Problem:
Tally the lines below that contain the word "true", then give the tally and nothing more.

[Stored dataset items]

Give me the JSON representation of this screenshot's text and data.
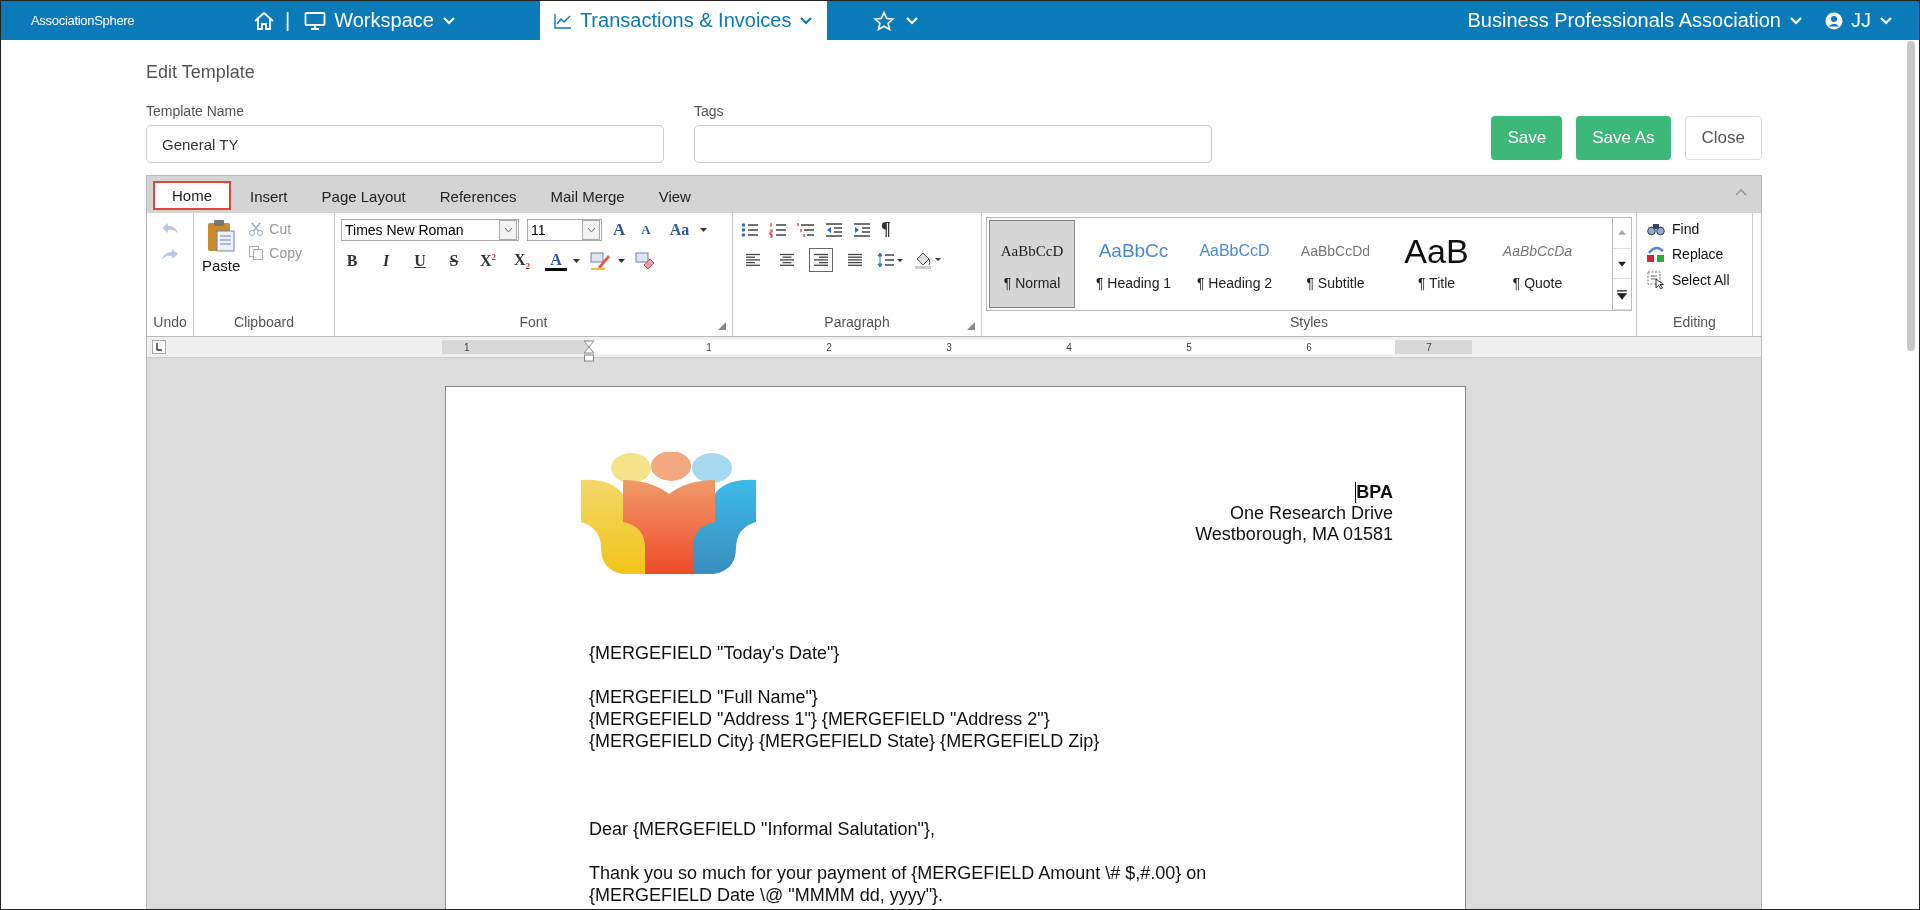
{
  "nav": {
    "logo": "AssociationSphere",
    "separator": "|",
    "tabs": [
      {
        "label": "Workspace",
        "selected": false
      },
      {
        "label": "Transactions & Invoices",
        "selected": true
      }
    ],
    "org": "Business Professionals Association",
    "user": "JJ"
  },
  "form": {
    "title": "Edit Template",
    "name_label": "Template Name",
    "name_value": "General TY",
    "tags_label": "Tags",
    "buttons": [
      {
        "label": "Save",
        "kind": "primary"
      },
      {
        "label": "Save As",
        "kind": "primary"
      },
      {
        "label": "Close",
        "kind": "plain"
      }
    ]
  },
  "ribbon": {
    "tabs": [
      {
        "label": "Home",
        "selected": true
      },
      {
        "label": "Insert",
        "selected": false
      },
      {
        "label": "Page Layout",
        "selected": false
      },
      {
        "label": "References",
        "selected": false
      },
      {
        "label": "Mail Merge",
        "selected": false
      },
      {
        "label": "View",
        "selected": false
      }
    ],
    "undo": {
      "label": "Undo",
      "undo_disabled": true,
      "redo_disabled": true
    },
    "clipboard": {
      "label": "Clipboard",
      "paste": "Paste",
      "cut": "Cut",
      "copy": "Copy",
      "cut_disabled": true,
      "copy_disabled": true
    },
    "font": {
      "label": "Font",
      "name": "Times New Roman",
      "size": "11",
      "grow": "A",
      "shrink": "A",
      "change_case": "Aa",
      "formats": [
        "B",
        "I",
        "U",
        "S",
        "X$^{2}$",
        "X$_{2}$"
      ],
      "color_letter": "A"
    },
    "paragraph": {
      "label": "Paragraph",
      "marks": "¶",
      "align": [
        {
          "kind": "left",
          "selected": false
        },
        {
          "kind": "center",
          "selected": false
        },
        {
          "kind": "right",
          "selected": true
        },
        {
          "kind": "justify",
          "selected": false
        }
      ]
    },
    "styles": {
      "label": "Styles",
      "items": [
        {
          "preview": "AaBbCcD",
          "label": "¶ Normal",
          "kind": "normal",
          "selected": true
        },
        {
          "preview": "AaBbCc",
          "label": "¶ Heading 1",
          "kind": "h1",
          "selected": false
        },
        {
          "preview": "AaBbCcD",
          "label": "¶ Heading 2",
          "kind": "h2",
          "selected": false
        },
        {
          "preview": "AaBbCcDd",
          "label": "¶ Subtitle",
          "kind": "subtitle",
          "selected": false
        },
        {
          "preview": "AaB",
          "label": "¶ Title",
          "kind": "title",
          "selected": false
        },
        {
          "preview": "AaBbCcDa",
          "label": "¶ Quote",
          "kind": "quote",
          "selected": false
        }
      ]
    },
    "editing": {
      "label": "Editing",
      "find": "Find",
      "replace": "Replace",
      "select_all": "Select All"
    }
  },
  "ruler": [
    "1",
    "1",
    "2",
    "3",
    "4",
    "5",
    "6",
    "7"
  ],
  "document": {
    "org": "BPA",
    "address": [
      "One Research Drive",
      "Westborough, MA 01581"
    ],
    "paragraphs": [
      [
        "{MERGEFIELD \"Today's Date\"}"
      ],
      [
        "{MERGEFIELD \"Full Name\"}",
        "{MERGEFIELD \"Address 1\"} {MERGEFIELD \"Address 2\"}",
        "{MERGEFIELD City} {MERGEFIELD State} {MERGEFIELD Zip}"
      ],
      [
        "Dear {MERGEFIELD \"Informal Salutation\"},"
      ],
      [
        "Thank you so much for your payment of {MERGEFIELD Amount \\# $,#.00} on",
        "{MERGEFIELD Date \\@ \"MMMM dd, yyyy\"}."
      ]
    ]
  }
}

Solution to the exercise:
8